- _The problem_: The required answer is the data below, restated word for word with images omitted.

- _Given data_:
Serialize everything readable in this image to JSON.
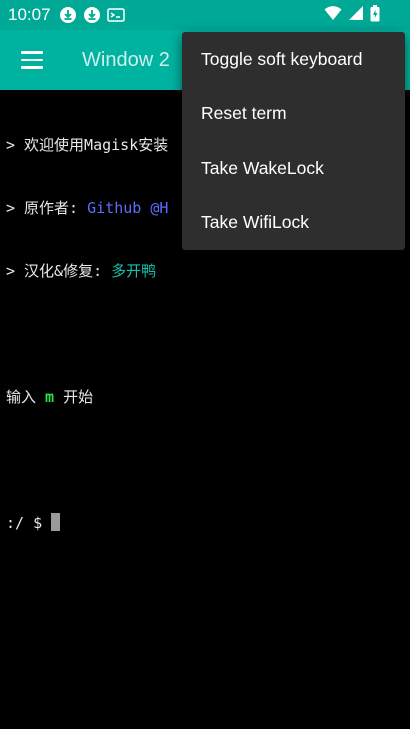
{
  "status_bar": {
    "time": "10:07",
    "icons": [
      "download-icon",
      "download-icon",
      "terminal-notification-icon"
    ],
    "right_icons": [
      "wifi-icon",
      "signal-icon",
      "battery-icon"
    ]
  },
  "app_bar": {
    "menu_icon": "hamburger-icon",
    "title": "Window 2"
  },
  "terminal": {
    "lines": [
      {
        "prefix": "> 欢迎使用Magisk安装"
      },
      {
        "prefix": "> 原作者: ",
        "highlight": "Github @H",
        "color": "#5b6cff"
      },
      {
        "prefix": "> 汉化&修复: ",
        "highlight": "多开鸭",
        "color": "#15c0b0"
      },
      {
        "prefix": ""
      },
      {
        "prefix": "输入 ",
        "highlight": "m",
        "suffix": " 开始",
        "color": "#2ee04a"
      },
      {
        "prefix": ""
      },
      {
        "prefix": ":/ $ "
      }
    ]
  },
  "menu": {
    "items": [
      "Toggle soft keyboard",
      "Reset term",
      "Take WakeLock",
      "Take WifiLock"
    ]
  },
  "colors": {
    "status_bar": "#00a896",
    "app_bar": "#00b3a0",
    "menu_bg": "#2e2e2e",
    "terminal_bg": "#000000"
  }
}
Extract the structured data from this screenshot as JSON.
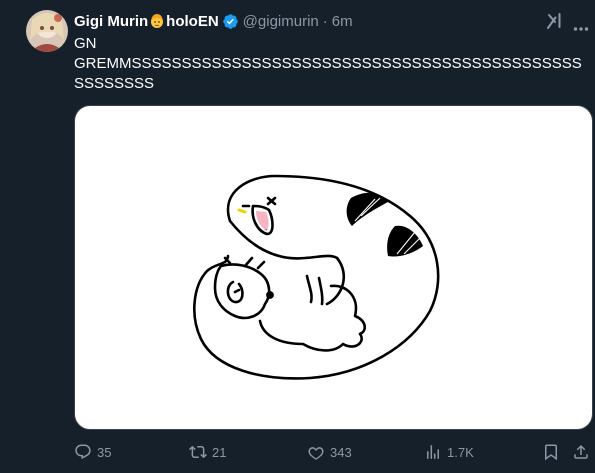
{
  "tweet": {
    "display_name": "Gigi Murin",
    "display_name_suffix": "holoEN",
    "handle": "@gigimurin",
    "separator": "·",
    "time": "6m",
    "text_line1": "GN",
    "text_line2": "GREMMSSSSSSSSSSSSSSSSSSSSSSSSSSSSSSSSSSSSSSSSSSSSSSSSSSSSS",
    "icons": {
      "name_emoji": "blonde-person-emoji-icon",
      "verified": "verified-badge-icon",
      "grok": "grok-icon",
      "more": "more-icon"
    }
  },
  "actions": {
    "reply_count": "35",
    "retweet_count": "21",
    "like_count": "343",
    "view_count": "1.7K"
  },
  "colors": {
    "background": "#15202b",
    "text_primary": "#ffffff",
    "text_secondary": "#8b98a5",
    "verified_blue": "#1d9bf0",
    "media_background": "#ffffff"
  }
}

- _Answer section_:
Serialize everything readable in this image to JSON.
{
  "status_bar": {
    "time": "10:07",
    "icons": [
      "download-icon",
      "download-icon",
      "terminal-notification-icon"
    ],
    "right_icons": [
      "wifi-icon",
      "signal-icon",
      "battery-icon"
    ]
  },
  "app_bar": {
    "menu_icon": "hamburger-icon",
    "title": "Window 2"
  },
  "terminal": {
    "lines": [
      {
        "prefix": "> 欢迎使用Magisk安装"
      },
      {
        "prefix": "> 原作者: ",
        "highlight": "Github @H",
        "color": "#5b6cff"
      },
      {
        "prefix": "> 汉化&修复: ",
        "highlight": "多开鸭",
        "color": "#15c0b0"
      },
      {
        "prefix": ""
      },
      {
        "prefix": "输入 ",
        "highlight": "m",
        "suffix": " 开始",
        "color": "#2ee04a"
      },
      {
        "prefix": ""
      },
      {
        "prefix": ":/ $ "
      }
    ]
  },
  "menu": {
    "items": [
      "Toggle soft keyboard",
      "Reset term",
      "Take WakeLock",
      "Take WifiLock"
    ]
  },
  "colors": {
    "status_bar": "#00a896",
    "app_bar": "#00b3a0",
    "menu_bg": "#2e2e2e",
    "terminal_bg": "#000000"
  }
}
Extract the structured data from this screenshot as JSON.
{
  "tweet": {
    "display_name": "Gigi Murin",
    "display_name_suffix": "holoEN",
    "handle": "@gigimurin",
    "separator": "·",
    "time": "6m",
    "text_line1": "GN",
    "text_line2": "GREMMSSSSSSSSSSSSSSSSSSSSSSSSSSSSSSSSSSSSSSSSSSSSSSSSSSSSS",
    "icons": {
      "name_emoji": "blonde-person-emoji-icon",
      "verified": "verified-badge-icon",
      "grok": "grok-icon",
      "more": "more-icon"
    }
  },
  "actions": {
    "reply_count": "35",
    "retweet_count": "21",
    "like_count": "343",
    "view_count": "1.7K"
  },
  "colors": {
    "background": "#15202b",
    "text_primary": "#ffffff",
    "text_secondary": "#8b98a5",
    "verified_blue": "#1d9bf0",
    "media_background": "#ffffff"
  }
}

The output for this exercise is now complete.